11. The opponent made reference to documents D3 to D6 and submitted that they are even more pertinent than D2. D3 discloses several conveyor lines for processing poultry on selected and non-selected "rehangers". Non-selected rehanging is effective on all poultry, e.g. pre-chilling in a water bath, whereas selected rehanging is responsive to a specific command, e.g. depending on weight. The rehangers can be considered as the transfer means defined in the contested claim since weighing and rehanging is performed in an integrated fashion as is also confirmed by D4.
12. In the opponent's view Figure 3 of the contested patent actually shows a known non-selected rehanger, because all poultry is treated on one single transfer device. Such a transfer device (21) arranged between conveyors (3 and 10) is also described in D6 (see Figures 1 and 2 with the associated description), which corresponds to the prepublished document D5. All poultry is transferred from conveyor 3 to conveyor 10 by the transfer device 21 which also employs means to weigh all poultry as in the contested patent.

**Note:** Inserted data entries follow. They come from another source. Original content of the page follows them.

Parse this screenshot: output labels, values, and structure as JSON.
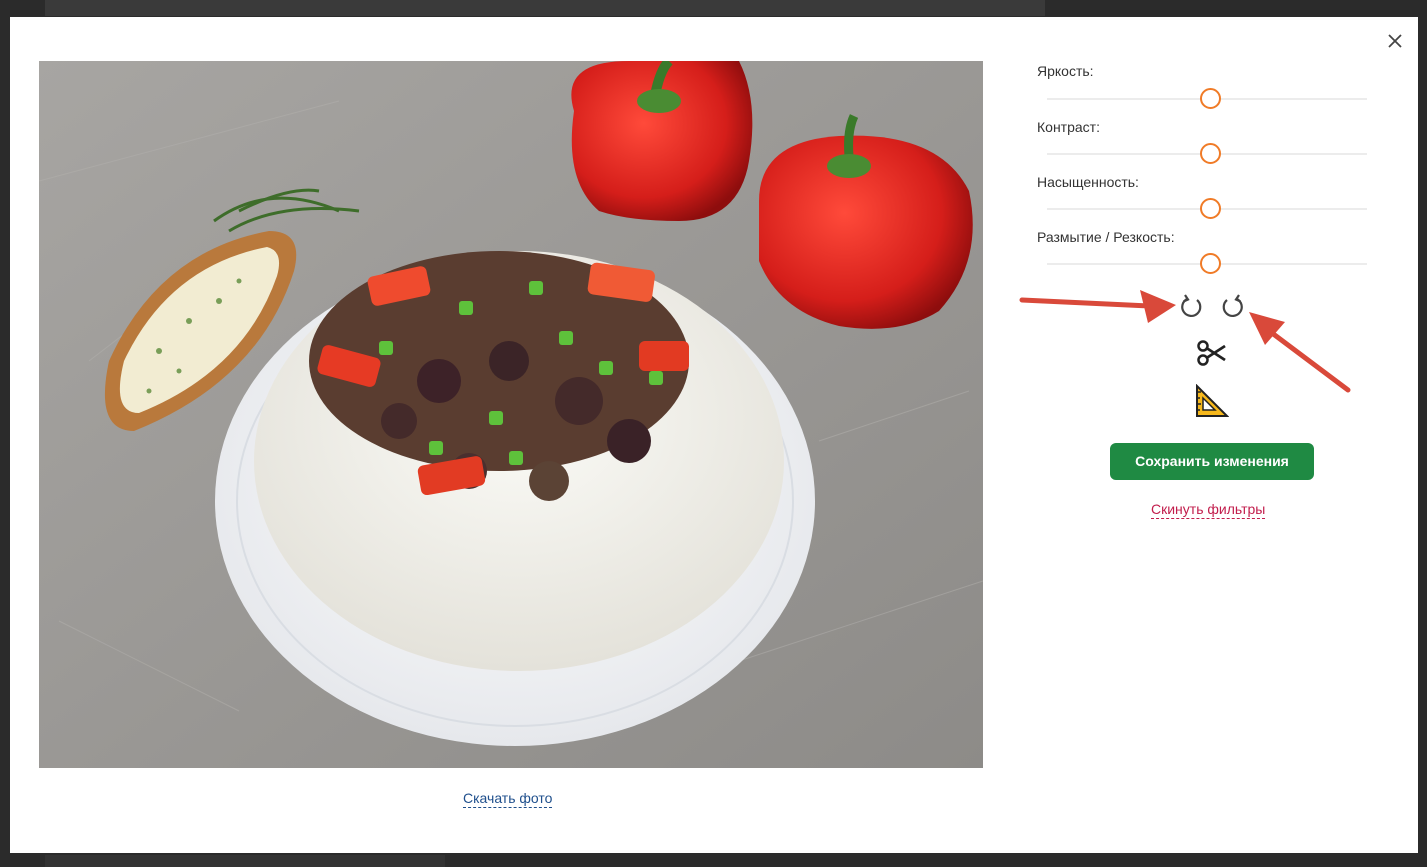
{
  "editor": {
    "sliders": [
      {
        "label": "Яркость:",
        "value": 0.5
      },
      {
        "label": "Контраст:",
        "value": 0.5
      },
      {
        "label": "Насыщенность:",
        "value": 0.5
      },
      {
        "label": "Размытие / Резкость:",
        "value": 0.5
      }
    ],
    "tools": {
      "rotate_cw_icon": "rotate-clockwise-icon",
      "rotate_ccw_icon": "rotate-counterclockwise-icon",
      "crop_icon": "scissors-icon",
      "resize_icon": "set-square-icon"
    },
    "save_label": "Сохранить изменения",
    "reset_label": "Скинуть фильтры"
  },
  "photo": {
    "download_label": "Скачать фото"
  },
  "colors": {
    "accent_orange": "#f07b27",
    "save_green": "#1f8a43",
    "reset_red": "#c21d4c",
    "link_blue": "#1f4f8c",
    "annotation_arrow": "#d9493a"
  }
}
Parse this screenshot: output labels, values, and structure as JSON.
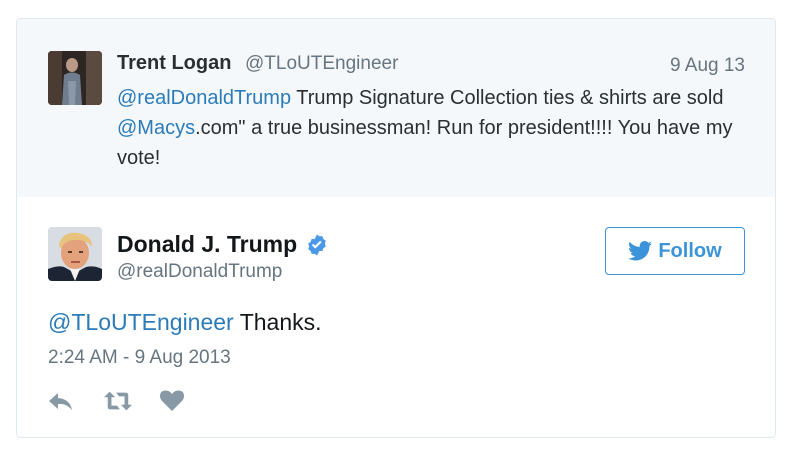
{
  "quoted_tweet": {
    "name": "Trent Logan",
    "handle": "@TLoUTEngineer",
    "date": "9 Aug 13",
    "mention_trump": "@realDonaldTrump",
    "text_part1": " Trump Signature Collection ties & shirts are sold ",
    "mention_macys": "@Macys",
    "text_part2": ".com\" a true businessman! Run for president!!!! You have my vote!"
  },
  "tweet": {
    "name": "Donald J. Trump",
    "handle": "@realDonaldTrump",
    "follow_label": "Follow",
    "reply_mention": "@TLoUTEngineer",
    "text": " Thanks.",
    "timestamp": "2:24 AM - 9 Aug 2013"
  },
  "colors": {
    "link": "#2b7bb9",
    "verified": "#4a99e9",
    "follow": "#3b94d9",
    "quoted_background": "#f5f8fa",
    "icon": "#8899a6"
  },
  "icons": [
    "verified-badge-icon",
    "twitter-bird-icon",
    "reply-icon",
    "retweet-icon",
    "like-heart-icon"
  ]
}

13. However, apart from the fact that what must be examined for novelty is the subject-matter defined in the claims and not the disclosure of a particular figure, the Board can also accept the proprietor's argument that, even though Figure 3 of the contested patent is designated as "a diagrammatic plan view of a further embodiment", it is clear from paragraphs 0037 and 0038 of the description that Figure 3 illustrates only how the arrangement shown in Figure 2 is modified in order to transfer poultry from one conveyor (21) to a second separate conveyor (22) rather than back to the same conveyor as in Figure 2. The Board in this respect also notes that a combined reading of paragraph 0036 of the patent, which refers to the embodiment of Figure 2 as involving "three weighing positions" with the following paragraph 0037 indicating that "it may be possible to use "two weighing positions or more than three" shows that embodiments with only one weighing position are not encompassed by the invention. This is further confirmed by the indication in paragraph 0036 that "weighing at three positions rather than one" makes more time available for weighing, which is precisely the technical problem the patent is said to solve (see paragraph 0010).
14. For these reasons, the devices of the documents cited by the opponent, none of which discloses any weighing of articles on a transfer means while split into at least two streams, cannot anticipate the subject-matter of claim 1. Therefore, taking due account of the arguments of the opponent, the Board concludes that the apparatus for processing articles defined in claim 1 according to the main request is novel. The same applies to the subject-matter of independent claim 16 directed to a corresponding method of processing articles, and to the remaining claims, all dependent on claim 1.
15. No argumentation against inventive step was presented by the opponent in the written appeal proceedings. At the oral proceedings the Board stated that the ground of lack of an inventive step had not been substantiated in the notice of opposition and that, possibly, an attack based on this ground was not admissible at this stage of the procedure. The proprietor then indicated that it would not give its approval to the investigation of this ground. The opponent for its part stated that it would not pursue this matter any further.
16. Therefore the Board concludes that the grounds of opposition relied upon by the opponent do not prejudice maintenance of the patent as granted.
For these reasons it is decided that:
1. The decision of the opposition division is set aside.
2. The patent is maintained unamended.